The new director realized that a facility so powerful could maximize its scientific return only if its unique data were made available to the whole world community immediately after acquisition, a dramatic paradigm shift in the way astronomical observatories had been operated until then. In a bold move, in December 1995 Dr. Williams used his “Director Discretionary Time”, the fraction of a telescope’s observing time that the director can use for special projects, for an unprecedented experiment: stare on the same spot on the sky for ten consecutive days to image the faintest and most distant astronomical sources ever unveiled by humans: the Hubble Deep Field was born. He made the images available to anyone who had the curiosity to look and study them and the findings turned out to be nothing short of transformative.
Since then, Treasury/Legacy Projects, as NASA calls these open projects nowadays, have yielded among the most successful and far reaching investigations of the cosmos ever made using public facilities.
About Robert Williams
Robert Williams is currently Astronomer Emeritus at Space Telescope Science Institute (STScI) in Baltimore, and Distinguished Osterbrock Professor at the University of California, Santa Cruz. From 1993-98 he served as Director of the Institute, which with Goddard Space Flight Center operates Hubble Space Telescope for NASA and ESA. Before assuming his present positions Williams spent 8 years in Chile as Director of the Cerro Tololo Interamerican Observatory, the national observatory of the U.S. in the southern hemisphere. Prior to that time he was Professor of Astronomy at the University of Arizona in Tucson for 18 years.

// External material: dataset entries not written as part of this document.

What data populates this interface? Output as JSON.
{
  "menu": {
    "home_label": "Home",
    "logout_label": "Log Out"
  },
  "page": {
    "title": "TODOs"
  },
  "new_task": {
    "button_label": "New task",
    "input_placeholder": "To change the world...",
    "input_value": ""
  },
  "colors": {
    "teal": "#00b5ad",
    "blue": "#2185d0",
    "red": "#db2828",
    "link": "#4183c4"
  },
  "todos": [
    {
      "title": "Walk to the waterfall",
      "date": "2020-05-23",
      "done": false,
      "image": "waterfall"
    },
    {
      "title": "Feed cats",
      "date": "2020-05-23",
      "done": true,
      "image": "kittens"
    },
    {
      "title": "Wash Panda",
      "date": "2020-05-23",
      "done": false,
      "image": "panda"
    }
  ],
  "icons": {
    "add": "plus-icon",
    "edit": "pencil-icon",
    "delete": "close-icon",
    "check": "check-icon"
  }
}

Dr. Williams' research specialties include novae, nebulae, and emission-line spectroscopy and analysis.
Williams received his undergraduate degree from the University of California, Berkeley in 1962, and a Ph.D. in astronomy from the University of Wisconsin in 1965. He was Senior Fulbright Professor at University College London from 1972-73, and received the Alexander von Humboldt Award from the German government in 1991. In 1998 he was awarded the Beatrice Tinsley Prize of the American Astronomical Society for his leadership of the Hubble Deep Field project, which revealed in remarkable detail the evolution of galaxies in the early universe. For this project he was awarded the NASA Distinguished Public Service Medal in 1999. Dr. Williams is an elected member of the American Academy of Arts & Sciences, and is a PastPresident of the International Astronomical Union. In 2016 he was awarded the Karl Schwarzschild Medal for career achievement in astrophysics by the German Astronomische Gesellschaft. He is a strong advocate for science education and has lectured around the world on astronomical discoveries and the importance of science in modern life.
He resides in Baltimore with his wife Elaine, a pediatric psychologist who specializes in the diagnosis and treatment of autism disorders, and they are co-founders of a non-profit organization in Baltimore that places adults with autism in the workplace.